[Opening PROVIDED ENTRIES section]

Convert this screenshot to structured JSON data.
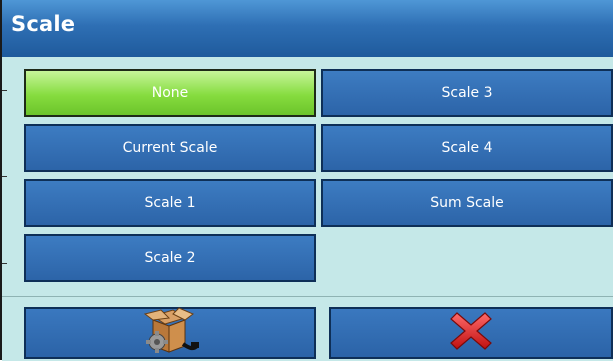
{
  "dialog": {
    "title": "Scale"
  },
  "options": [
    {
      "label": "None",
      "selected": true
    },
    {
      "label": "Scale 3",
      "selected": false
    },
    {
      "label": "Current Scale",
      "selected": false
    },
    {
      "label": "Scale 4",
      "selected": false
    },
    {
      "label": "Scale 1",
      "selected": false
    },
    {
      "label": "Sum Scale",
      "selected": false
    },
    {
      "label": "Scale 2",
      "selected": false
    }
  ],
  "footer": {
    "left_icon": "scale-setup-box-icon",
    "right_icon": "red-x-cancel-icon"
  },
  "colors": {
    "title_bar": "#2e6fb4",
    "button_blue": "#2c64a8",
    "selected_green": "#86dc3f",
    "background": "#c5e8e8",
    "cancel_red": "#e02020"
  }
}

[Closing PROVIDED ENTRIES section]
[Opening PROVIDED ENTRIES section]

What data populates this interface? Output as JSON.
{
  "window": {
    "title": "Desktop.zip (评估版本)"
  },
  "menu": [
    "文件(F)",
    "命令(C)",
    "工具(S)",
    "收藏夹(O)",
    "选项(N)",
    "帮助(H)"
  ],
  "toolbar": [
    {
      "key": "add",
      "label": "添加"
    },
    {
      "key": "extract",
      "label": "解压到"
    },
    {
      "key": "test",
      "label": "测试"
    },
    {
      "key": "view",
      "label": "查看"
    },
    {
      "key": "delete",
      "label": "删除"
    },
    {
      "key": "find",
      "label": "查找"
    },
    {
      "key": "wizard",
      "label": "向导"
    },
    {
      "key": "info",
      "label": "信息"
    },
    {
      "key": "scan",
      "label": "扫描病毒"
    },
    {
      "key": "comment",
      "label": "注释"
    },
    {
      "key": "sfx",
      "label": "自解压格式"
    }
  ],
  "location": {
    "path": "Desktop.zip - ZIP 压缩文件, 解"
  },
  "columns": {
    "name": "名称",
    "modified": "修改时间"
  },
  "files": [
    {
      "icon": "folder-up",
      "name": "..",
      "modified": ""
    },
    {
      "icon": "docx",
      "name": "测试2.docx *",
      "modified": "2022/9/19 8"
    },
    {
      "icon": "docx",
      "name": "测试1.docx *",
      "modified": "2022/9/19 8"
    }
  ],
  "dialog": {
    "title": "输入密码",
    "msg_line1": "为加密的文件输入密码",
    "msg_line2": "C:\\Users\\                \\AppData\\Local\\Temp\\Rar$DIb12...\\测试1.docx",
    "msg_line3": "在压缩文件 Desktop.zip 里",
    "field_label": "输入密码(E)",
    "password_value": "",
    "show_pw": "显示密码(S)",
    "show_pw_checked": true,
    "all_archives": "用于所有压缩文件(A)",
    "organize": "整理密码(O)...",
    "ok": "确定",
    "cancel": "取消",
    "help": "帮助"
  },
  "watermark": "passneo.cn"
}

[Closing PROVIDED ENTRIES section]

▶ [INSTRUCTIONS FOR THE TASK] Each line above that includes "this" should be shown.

▶ [RESPONSE TO THE EXERCISE]
Convert this screenshot to structured JSON data.
What data populates this interface? Output as JSON.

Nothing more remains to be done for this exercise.